Yet while Vodafone is working on these issues, the highest proportion of ’make’ – or positive – experiences among mobile operators occur in high street stores, Maritz’s study finds. The three factors most likely to influence a make experience in store are staff being knowledgeable, courteous and communicating clearly.
Brands may use a variety of approaches to measure the customer experience they provide. But alongside traditional scoring models that give a general picture of how well a brand does most of the time, companies need to take account of the extremes of good and bad experiences because the make or break moments are the ones most likely to push someone to decide to give their custom long-term to a brand, or to leave and never return.
How UK mobile phone brands compare (source: Maritz)
Q&A: Pete Markey, chief marketing officer, RSA Group (owner of More Than)
Marketing Week (MW): Is the marketing department responsible for the customer experience?
Pete Markey (PM): Marketers should not have to kick off every initiative around the customer, but we should be central to it, representing the brand and its values when we are designing the customer experience. In our business, marketing will play an increasing role in looking after the customer.
MW: In August 2010, More Than found only about half of its car insurance customers were satisfied with their experience. Did this prompt change in the brand?
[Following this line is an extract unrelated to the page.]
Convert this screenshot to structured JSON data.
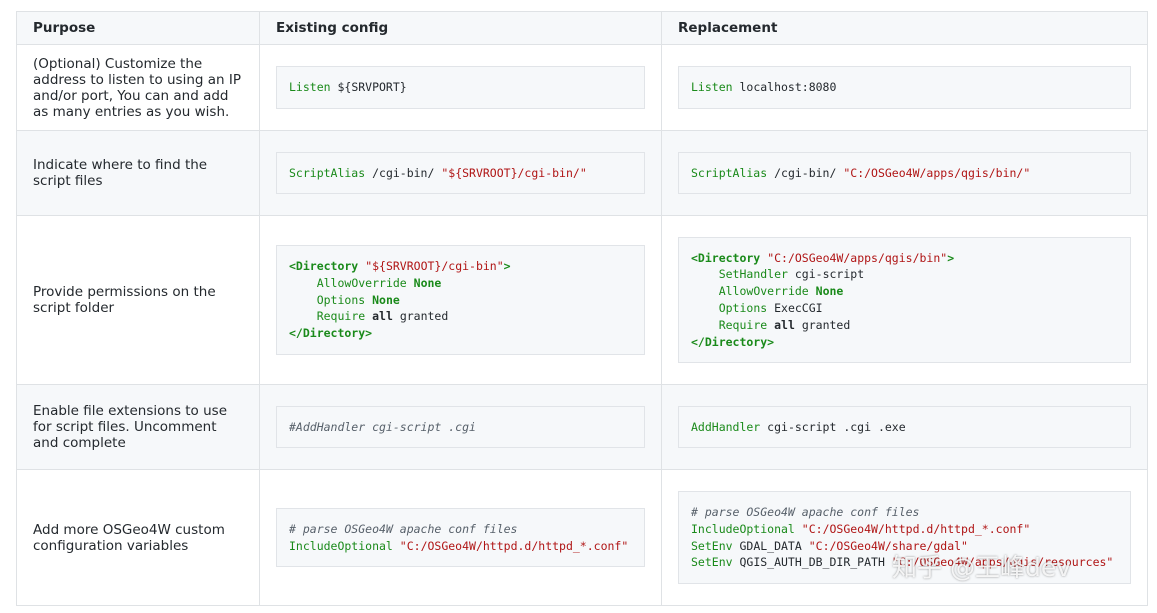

PM: Yes. What is very clear is we are not getting it right all the time. Striving for perfection is a key driver in our business. The financial implications of not getting that right are significant. It’s basic stuff – if you do not sort the contact out first time, it generates more calls and more unhappy customers.
MW: What impact does customer experience have on RSA’s business objectives?
PM: We have done a lot of work that clearly links customer service and experience with people voting with their feet – either staying or going.
Resolving a query the first time it is raised has a significant impact on retention. Customers that are satisfied with us are 50% more likely to renew with us than those that are dissatisfied.
MW: How has the business’s attitude towards customer experience developed, and how is this communicated between colleagues?
PM: We have a set of common metrics that are understood by the business, so that whether they are in the right place or not we understand the impact and what we need to do, right from our group board through the UK board and down. Saying that, there is a business case required. Get your metrics together, understand the measures that drive satisfaction for the customer, and keep track of these. Then use them to help drive change. Looking at the customer experience and delivering it consistently should be considered as sexy as the brand itself.
MW: How important is the call centre experience in keeping customers satisfied?
PM: As more service goes online, the nature of the calls are getting more complex. The customers who ring us from our website or from a price comparison site get a different sales journey from those who ring us through our call centre lines. We realise that those people are time-poor and in most cases just want to pay and answer a few simple questions. That has really improved satisfaction and retention rates.